# Exercise brief
Please reproduce all the data exactly as written and omit the pictures.

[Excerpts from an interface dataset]
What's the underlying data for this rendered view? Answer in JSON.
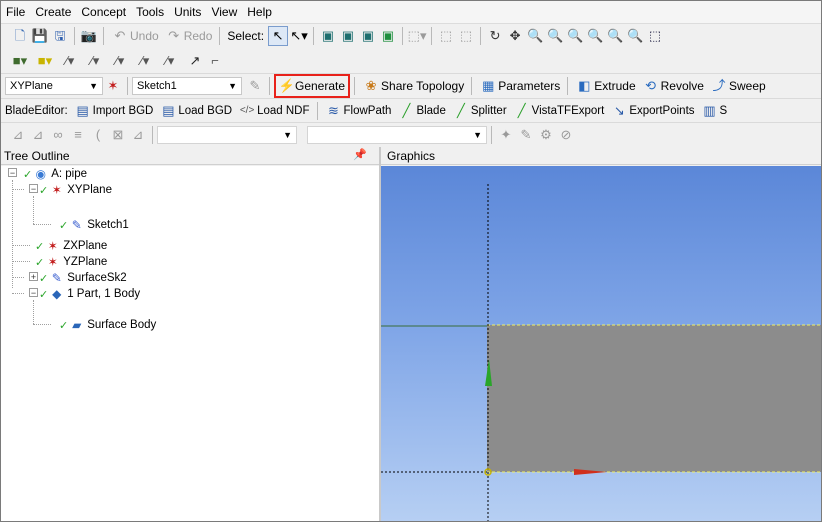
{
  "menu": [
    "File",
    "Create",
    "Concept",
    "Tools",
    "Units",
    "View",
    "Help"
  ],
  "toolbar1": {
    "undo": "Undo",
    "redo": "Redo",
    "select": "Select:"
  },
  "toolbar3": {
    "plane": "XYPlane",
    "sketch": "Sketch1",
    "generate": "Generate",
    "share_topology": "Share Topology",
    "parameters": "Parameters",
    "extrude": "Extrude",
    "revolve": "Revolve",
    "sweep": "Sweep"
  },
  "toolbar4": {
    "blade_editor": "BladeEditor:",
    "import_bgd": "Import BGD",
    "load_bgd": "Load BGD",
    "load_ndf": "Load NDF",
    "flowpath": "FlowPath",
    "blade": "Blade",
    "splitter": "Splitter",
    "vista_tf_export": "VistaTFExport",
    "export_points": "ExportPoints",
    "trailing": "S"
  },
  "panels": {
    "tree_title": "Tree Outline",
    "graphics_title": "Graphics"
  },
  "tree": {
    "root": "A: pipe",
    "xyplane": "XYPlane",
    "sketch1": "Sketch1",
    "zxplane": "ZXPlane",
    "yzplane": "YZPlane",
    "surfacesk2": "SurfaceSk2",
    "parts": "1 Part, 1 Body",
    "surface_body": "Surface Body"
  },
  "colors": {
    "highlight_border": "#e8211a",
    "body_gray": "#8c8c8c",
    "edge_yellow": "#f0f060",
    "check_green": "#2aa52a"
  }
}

# Solution below
What's the underlying data for this rendered view? Answer in JSON.
{
  "menu": [
    "File",
    "Create",
    "Concept",
    "Tools",
    "Units",
    "View",
    "Help"
  ],
  "toolbar1": {
    "undo": "Undo",
    "redo": "Redo",
    "select": "Select:"
  },
  "toolbar3": {
    "plane": "XYPlane",
    "sketch": "Sketch1",
    "generate": "Generate",
    "share_topology": "Share Topology",
    "parameters": "Parameters",
    "extrude": "Extrude",
    "revolve": "Revolve",
    "sweep": "Sweep"
  },
  "toolbar4": {
    "blade_editor": "BladeEditor:",
    "import_bgd": "Import BGD",
    "load_bgd": "Load BGD",
    "load_ndf": "Load NDF",
    "flowpath": "FlowPath",
    "blade": "Blade",
    "splitter": "Splitter",
    "vista_tf_export": "VistaTFExport",
    "export_points": "ExportPoints",
    "trailing": "S"
  },
  "panels": {
    "tree_title": "Tree Outline",
    "graphics_title": "Graphics"
  },
  "tree": {
    "root": "A: pipe",
    "xyplane": "XYPlane",
    "sketch1": "Sketch1",
    "zxplane": "ZXPlane",
    "yzplane": "YZPlane",
    "surfacesk2": "SurfaceSk2",
    "parts": "1 Part, 1 Body",
    "surface_body": "Surface Body"
  },
  "colors": {
    "highlight_border": "#e8211a",
    "body_gray": "#8c8c8c",
    "edge_yellow": "#f0f060",
    "check_green": "#2aa52a"
  }
}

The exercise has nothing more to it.